The juror is Aaron Parazette, whose work has been seen recently at the Dallas Comtemporary. I’m very honored to be a part of this great show that more than 70 artists will be a part of. The last day to see the show is March 4. Come by and have a look!
After several months of wondering whether I should or not, I have finally opened up an Etsy shop!
Right now, the only item listed is my Golden Gate Bridge photo, but I’m hoping to add more items soon. Hopefully some paintings will be available too. I have a few that are almost complete. I’ll be starting a Florence Welch painting in a few days, so maybe that will be for sale in the near future.
Have a good week everyone, and please stop by my shop and let me know what you think! This is all very new to me. so if anyone has any ideas as to which photos I should put up for sale, that would be very helpful.
Starting December 9, my photograph What a Tangled Web It Weaves II will be showcased at the 9 x 12 Works on Paper exhibit at the Fort Worth Community Arts Center. The exhibit will last until December 28. There will be an artist reception on December 9 from 6-9 p.m. Hopefully I’ll be able to attend around 8 p.m. Hope to see some of you there!
Sculpture has never really been a main artistic interest of mine, but Tony Cragg’s exhibit at the Nasher Sculpture Center in Dallas may have changed my mind. Seeing Things was an exhibit full of mostly nonlinear and free-standing shapes.

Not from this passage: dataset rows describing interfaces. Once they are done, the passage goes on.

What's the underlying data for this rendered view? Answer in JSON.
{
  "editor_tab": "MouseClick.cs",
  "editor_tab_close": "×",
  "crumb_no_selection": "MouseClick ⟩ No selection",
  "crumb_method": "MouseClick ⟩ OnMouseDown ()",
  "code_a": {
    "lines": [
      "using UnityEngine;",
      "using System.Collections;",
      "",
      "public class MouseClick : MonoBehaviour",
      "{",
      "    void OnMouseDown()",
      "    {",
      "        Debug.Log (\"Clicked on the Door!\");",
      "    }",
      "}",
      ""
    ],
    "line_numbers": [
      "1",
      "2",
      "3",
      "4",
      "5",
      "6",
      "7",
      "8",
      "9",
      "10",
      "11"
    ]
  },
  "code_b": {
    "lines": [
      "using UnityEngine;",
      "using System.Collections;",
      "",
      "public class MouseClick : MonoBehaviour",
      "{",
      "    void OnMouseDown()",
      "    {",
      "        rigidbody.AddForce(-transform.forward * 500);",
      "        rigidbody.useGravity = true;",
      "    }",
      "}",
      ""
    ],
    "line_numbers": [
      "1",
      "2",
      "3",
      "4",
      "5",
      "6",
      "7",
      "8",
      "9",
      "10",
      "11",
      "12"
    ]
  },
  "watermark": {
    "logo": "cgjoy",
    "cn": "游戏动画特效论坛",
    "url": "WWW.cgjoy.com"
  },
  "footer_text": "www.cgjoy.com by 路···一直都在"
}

Instead of just utilizing materials such as wood and bronze, he also incorporates everyday objects such as dice into his work. When I say dice, I mean thousands of the darn things. The best part? He does it all himself. Usually artwork of this scale is made with the help of several assistants. I have respect for Cragg because of that (well, besides being an immensely talented artist of course). Most artists of his stature would not be so hands-on.
Besides sculptures, Seeing Things also includes paintings, drawings, and installations. One particular piece, Congregation, is made of various wooden objects with hooks attached to them. From far away, the wood appears to have some kind of frosted layer on top, but inching closer reveals an exterior of metal hooks.
Cragg’s drawings possess an intense energy. Curved lines flow in no particular pattern across the page, leaving little white space. The backgrounds of many drawings include grid-like straight lines, giving a graphic and architectural quality to his work. The exhibit as a whole reflects the artist’s obvious obsession with shape, whether it’s in 2D or 3D form.
Perhaps more trips to the Nasher will now be in store.
All photos taken by me